  2. Patients with enteroparietal, interloop, intramesenteric, or retroperitoneal abscesses may be managed by antibiotics with or without percutaneous drainage. Surgical drainage with or without resection should be considered when this is not successful. Grade of Recommendation: Weak based on moderate-quality evidence, 2B.
  3. Patients with enteric fistulas and symptoms or signs of localized or systemic sepsis that persist despite appropriate medical therapy should be considered for surgery. Grade of Recommendation: Strong based on low- or very low-quality evidence, 1C.

Hemorrhage

  1. Stable patients with significant GI heomrrhage may be evaluated and treated by endoscopic and/or interventional radiological techniques. Unstable patients should typically undergo operative exploration. Grade of Recommendation: STrong based on low- or very low-quality evidence, 1C.

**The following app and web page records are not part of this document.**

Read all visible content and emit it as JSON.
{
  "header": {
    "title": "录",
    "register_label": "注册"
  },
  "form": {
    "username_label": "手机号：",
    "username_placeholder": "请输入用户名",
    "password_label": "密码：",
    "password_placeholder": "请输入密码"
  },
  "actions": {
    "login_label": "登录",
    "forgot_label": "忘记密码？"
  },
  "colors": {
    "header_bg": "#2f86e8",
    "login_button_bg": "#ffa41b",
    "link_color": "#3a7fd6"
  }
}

Growth Retardation

  1. Prepubertal patients with significant growth retardation despite appropriate medical therapy should be considered for surgery. Grade of Recommendation: STrong based on moderate-quality evidence, 1B.

Neoplasia

  1. Patients with long-standing Crohn’s disease of the ileocolic region or colon should have endoscopic surveillance of the large bowel. Grade of Recommendation: Strong based on moderate-quality evidence, 1B.
  2. Total proctocolectomy should be considered for patients with carcinoma, a nonadenoma-like dysplasi-associated lesion or mass (DALM), high-grade dysplasia, or multifocal low-grade dysplasia of the colon or rectum. Grade of Recommendation: Strong based on moderate-quality evidence, 1B.
  3. Suspicious lesions (mass, ulcer) identified in patients with Crohn’s should typically be biopsied, especially when considering a small-bowel strictureplasty. Grade of Recommendation: Strong based on low- or very low-quality evidence.

For complete guidelines (site-specific operations, technical considerations), methodologies, and definition of GRADE system-grading recommendations, see full text article.